university strikes hostile environment

University Strikes and the Hostile Environment

As UCU (University and College Union) members initiated the UK’s biggest ever (ongoing) university strikes last month, staff and students alike have expressed frustration regarding both the portrayal of and attitudes towards strike action.

In recent years, university strikes have been depicted as no more than a fight against pension cuts and workloads – which, of course, warrant strike action in and of themselves. Yet one student has demanded an end to this tendency to diminish the true causes underlying the strikes, stressing that they are representative of a wider struggle against exploitative conditions in higher education.

And these conditions, student Sarah Lasoye writes, disproportionately impact migrant academics, staff and students.

As a result of the Conservative government’s hostile environment policies – implemented in 2012 by Theresa May, and rebranded by Sajid Javid as the ‘compliant environment’ – migrant students have suffered significantly.

It serves as a clear reminder of the ways in which the hostile environment has relentlessly pervaded every institution and faction of society

In 2015, international students were accused by the government of cheating in English language tests which constitute a pivotal aspect of the visa renewal process.
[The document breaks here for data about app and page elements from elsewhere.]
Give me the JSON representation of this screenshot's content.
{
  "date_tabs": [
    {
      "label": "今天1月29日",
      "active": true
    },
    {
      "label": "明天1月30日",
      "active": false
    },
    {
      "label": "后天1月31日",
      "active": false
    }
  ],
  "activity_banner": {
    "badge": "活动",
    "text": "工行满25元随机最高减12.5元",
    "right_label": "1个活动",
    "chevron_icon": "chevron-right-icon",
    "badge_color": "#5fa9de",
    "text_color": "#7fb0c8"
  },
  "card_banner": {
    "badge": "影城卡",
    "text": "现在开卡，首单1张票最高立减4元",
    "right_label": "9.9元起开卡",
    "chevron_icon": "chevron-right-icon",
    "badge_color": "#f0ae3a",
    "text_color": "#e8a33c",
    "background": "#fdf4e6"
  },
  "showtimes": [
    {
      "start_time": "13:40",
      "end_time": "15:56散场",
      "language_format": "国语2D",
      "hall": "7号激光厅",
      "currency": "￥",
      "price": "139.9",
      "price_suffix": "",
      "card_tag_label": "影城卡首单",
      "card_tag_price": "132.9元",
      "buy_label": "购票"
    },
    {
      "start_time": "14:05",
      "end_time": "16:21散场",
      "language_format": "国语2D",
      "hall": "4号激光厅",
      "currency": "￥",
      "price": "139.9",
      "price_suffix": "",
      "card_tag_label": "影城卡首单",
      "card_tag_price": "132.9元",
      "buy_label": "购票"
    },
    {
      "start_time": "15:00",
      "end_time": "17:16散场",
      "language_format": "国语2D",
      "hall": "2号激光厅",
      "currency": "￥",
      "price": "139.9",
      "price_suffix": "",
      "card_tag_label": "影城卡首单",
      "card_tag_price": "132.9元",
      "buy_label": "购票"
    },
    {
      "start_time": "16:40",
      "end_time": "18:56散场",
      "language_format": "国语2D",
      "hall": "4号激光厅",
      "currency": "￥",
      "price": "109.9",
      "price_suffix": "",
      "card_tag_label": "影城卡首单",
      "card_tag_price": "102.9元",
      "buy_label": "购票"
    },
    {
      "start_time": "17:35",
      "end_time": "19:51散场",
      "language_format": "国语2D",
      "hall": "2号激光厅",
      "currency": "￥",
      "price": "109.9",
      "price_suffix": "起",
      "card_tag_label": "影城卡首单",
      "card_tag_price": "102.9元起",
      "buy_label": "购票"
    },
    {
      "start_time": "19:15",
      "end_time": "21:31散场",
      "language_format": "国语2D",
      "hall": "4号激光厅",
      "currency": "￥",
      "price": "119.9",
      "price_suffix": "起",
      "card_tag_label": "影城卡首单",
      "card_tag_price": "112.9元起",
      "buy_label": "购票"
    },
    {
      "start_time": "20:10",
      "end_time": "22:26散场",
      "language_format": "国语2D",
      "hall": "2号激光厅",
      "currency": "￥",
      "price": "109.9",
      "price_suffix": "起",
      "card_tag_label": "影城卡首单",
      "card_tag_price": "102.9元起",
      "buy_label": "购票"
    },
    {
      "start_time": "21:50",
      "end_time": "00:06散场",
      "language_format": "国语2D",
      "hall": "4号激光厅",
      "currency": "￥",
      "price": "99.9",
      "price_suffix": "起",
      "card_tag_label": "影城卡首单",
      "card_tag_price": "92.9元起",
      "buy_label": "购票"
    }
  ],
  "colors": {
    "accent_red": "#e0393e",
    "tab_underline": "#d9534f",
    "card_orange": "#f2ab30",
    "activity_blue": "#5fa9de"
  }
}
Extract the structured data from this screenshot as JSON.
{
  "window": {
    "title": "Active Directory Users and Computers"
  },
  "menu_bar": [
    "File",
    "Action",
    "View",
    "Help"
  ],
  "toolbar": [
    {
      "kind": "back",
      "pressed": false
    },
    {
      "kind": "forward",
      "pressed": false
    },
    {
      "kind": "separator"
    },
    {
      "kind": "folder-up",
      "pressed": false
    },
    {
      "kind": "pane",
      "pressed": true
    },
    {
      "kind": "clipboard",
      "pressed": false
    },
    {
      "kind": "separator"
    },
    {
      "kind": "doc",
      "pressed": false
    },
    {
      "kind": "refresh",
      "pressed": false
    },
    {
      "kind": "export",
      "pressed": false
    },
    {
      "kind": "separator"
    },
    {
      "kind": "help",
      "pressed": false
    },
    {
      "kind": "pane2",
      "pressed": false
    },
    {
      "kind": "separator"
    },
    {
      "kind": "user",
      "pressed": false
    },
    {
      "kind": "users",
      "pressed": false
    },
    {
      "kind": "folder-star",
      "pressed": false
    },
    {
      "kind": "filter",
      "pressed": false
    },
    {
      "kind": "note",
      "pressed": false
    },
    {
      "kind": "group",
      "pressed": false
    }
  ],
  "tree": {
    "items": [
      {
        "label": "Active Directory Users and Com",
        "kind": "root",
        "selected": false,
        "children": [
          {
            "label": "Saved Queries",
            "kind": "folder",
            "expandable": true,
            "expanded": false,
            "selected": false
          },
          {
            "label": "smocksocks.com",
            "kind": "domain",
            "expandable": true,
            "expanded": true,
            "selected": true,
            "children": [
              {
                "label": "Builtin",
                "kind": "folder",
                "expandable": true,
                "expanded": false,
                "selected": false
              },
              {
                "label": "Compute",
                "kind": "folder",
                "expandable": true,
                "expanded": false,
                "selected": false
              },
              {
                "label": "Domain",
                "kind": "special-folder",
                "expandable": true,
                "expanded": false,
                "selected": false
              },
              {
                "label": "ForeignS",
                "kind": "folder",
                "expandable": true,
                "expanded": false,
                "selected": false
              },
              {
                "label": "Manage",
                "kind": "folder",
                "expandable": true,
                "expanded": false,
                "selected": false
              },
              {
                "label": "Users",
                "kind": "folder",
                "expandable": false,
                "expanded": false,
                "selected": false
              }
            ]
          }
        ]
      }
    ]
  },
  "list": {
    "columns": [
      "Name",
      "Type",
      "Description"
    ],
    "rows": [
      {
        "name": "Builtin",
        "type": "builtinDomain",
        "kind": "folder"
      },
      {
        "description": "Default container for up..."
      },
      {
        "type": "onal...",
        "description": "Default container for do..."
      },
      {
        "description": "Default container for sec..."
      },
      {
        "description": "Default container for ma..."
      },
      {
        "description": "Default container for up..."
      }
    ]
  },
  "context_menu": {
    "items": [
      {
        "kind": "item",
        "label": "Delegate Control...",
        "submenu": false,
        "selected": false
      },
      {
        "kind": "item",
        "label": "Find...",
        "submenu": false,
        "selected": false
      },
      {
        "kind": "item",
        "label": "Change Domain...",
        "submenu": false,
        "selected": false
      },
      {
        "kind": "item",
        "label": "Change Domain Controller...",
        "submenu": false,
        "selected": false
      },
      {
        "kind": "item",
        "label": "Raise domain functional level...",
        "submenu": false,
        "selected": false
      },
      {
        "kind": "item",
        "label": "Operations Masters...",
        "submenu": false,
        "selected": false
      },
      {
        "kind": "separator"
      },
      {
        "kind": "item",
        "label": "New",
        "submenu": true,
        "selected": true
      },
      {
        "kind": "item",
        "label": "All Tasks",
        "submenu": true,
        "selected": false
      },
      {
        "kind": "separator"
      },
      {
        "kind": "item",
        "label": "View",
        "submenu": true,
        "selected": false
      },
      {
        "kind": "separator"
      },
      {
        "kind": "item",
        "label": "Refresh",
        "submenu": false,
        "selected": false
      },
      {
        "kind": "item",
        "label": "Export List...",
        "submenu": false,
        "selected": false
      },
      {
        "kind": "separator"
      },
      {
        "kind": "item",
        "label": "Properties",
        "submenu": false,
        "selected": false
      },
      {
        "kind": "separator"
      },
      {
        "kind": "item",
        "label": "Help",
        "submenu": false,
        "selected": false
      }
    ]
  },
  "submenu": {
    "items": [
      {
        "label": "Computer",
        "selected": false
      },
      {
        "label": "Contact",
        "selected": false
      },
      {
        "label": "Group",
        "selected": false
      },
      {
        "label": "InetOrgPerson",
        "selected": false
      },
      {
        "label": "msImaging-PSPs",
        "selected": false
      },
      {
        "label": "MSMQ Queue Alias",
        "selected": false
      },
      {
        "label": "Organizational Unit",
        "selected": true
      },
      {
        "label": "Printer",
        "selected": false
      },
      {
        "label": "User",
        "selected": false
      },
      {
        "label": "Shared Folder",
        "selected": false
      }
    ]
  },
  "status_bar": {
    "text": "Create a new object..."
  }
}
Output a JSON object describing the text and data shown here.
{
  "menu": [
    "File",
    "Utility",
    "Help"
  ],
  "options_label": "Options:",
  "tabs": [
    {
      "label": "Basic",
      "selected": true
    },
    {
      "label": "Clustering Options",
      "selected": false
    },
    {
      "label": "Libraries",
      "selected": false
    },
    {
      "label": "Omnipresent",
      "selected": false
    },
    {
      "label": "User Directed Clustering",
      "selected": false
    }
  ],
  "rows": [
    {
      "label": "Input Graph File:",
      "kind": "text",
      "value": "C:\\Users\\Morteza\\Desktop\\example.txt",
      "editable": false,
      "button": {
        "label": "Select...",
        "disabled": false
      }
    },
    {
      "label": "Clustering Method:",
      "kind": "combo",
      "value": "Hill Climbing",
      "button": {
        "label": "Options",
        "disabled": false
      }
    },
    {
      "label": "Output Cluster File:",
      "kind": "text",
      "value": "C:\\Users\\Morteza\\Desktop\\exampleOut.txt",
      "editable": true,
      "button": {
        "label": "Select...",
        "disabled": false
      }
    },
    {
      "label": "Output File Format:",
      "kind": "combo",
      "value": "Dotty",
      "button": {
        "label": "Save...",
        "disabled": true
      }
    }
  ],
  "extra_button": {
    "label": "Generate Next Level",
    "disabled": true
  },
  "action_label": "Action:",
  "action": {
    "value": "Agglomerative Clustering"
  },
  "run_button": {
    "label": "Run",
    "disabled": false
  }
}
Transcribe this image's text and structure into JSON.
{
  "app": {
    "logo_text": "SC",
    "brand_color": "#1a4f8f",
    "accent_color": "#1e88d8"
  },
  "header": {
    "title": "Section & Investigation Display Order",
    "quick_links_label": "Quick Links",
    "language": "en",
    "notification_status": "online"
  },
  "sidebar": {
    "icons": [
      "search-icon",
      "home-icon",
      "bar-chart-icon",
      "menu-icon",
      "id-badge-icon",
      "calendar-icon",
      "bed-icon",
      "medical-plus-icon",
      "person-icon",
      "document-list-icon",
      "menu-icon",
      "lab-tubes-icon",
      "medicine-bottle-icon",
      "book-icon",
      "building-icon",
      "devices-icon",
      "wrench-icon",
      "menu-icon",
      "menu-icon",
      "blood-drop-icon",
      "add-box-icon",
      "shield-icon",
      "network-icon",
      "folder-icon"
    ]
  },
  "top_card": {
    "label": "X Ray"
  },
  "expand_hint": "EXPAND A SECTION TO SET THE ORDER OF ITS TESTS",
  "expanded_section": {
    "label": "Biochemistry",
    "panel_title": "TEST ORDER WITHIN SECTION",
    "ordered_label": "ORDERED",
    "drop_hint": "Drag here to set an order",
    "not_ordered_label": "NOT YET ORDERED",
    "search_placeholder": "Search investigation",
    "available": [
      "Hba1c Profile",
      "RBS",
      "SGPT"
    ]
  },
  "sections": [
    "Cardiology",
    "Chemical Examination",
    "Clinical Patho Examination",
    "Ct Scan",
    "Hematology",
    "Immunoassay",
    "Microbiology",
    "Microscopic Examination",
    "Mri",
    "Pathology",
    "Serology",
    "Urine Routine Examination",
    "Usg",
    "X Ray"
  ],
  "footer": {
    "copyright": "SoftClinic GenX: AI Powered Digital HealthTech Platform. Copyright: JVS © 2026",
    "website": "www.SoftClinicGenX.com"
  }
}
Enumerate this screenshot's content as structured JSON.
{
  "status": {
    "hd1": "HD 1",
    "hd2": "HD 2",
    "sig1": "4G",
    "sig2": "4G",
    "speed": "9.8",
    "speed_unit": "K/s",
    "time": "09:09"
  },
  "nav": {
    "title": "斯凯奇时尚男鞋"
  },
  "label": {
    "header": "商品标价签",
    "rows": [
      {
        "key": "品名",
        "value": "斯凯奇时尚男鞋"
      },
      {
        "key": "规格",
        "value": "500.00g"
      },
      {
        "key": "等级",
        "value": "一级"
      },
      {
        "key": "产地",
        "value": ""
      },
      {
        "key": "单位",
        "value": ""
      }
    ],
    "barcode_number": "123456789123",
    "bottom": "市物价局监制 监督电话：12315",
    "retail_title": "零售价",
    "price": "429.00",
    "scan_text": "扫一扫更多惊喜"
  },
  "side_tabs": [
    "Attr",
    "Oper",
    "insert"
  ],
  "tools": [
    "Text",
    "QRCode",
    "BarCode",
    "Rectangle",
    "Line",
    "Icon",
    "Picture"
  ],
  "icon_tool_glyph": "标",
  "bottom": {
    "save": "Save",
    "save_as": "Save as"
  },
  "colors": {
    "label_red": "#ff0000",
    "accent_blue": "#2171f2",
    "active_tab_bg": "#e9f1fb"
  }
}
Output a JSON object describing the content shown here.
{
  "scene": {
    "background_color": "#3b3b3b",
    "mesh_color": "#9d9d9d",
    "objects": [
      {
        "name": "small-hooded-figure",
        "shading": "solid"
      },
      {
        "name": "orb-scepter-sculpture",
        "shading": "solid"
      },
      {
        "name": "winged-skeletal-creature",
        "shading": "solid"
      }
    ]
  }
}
In a move which emulated the Conservative government’s orchestration of the Windrush scandal, thousands of students had their visas revoked and were immediately deported from the UK, with many more detained and/or expelled from their university courses.

It serves as a clear reminder of the ways in which the hostile environment has relentlessly pervaded every institution and faction of society. NHS staff and landlords have described how their roles have become increasingly warped by duties which replicate those of border guard officials, in that they are made to carry out stringent immigration checks. The same can be detected across universities.  

Students show solidarity for striking university staff [Image: The Gryphon]

Lasoye notes that the Home Office demands universities to monitor Tier 4 visa holders (migrant students) by ‘recording their attendance and retaining copies of their identity documents.’ They are then compelled to share this data upon request with UK Visas and Immigration.

What’s more, in 2018, University College London introduced spot-checks of migrant students’ ID, sparking outrage which led to the policy being scrapped.

“We resist the encroachment of the hostile environment because we know that migrant struggles are inextricable from the struggle for the public university.”

And it is not only migrant students who are burdened by the hostile environment within universities – migrant staff perhaps suffer most acutely.

Cleaners throughout universities have previously been deceived into believing that they are attending ‘emergency meetings’ held by their employers, which have transpired to be immigration raids organised in collaboration with the UK Border Agency. In 2009, this saw nine cleaners handcuffed and deported immediately.

Lasoye suggests that the overwhelming presence of migrant staff, students and academics on picket lines across the UK is due to their recognition and direct experience of the exploitative conditions permeating higher education institutions:

“We resist the encroachment of the hostile environment because we know that migrant struggles are inextricable from the struggle for the public university.”

[Header image: Times Higher Education]

Written by
Holly Barrow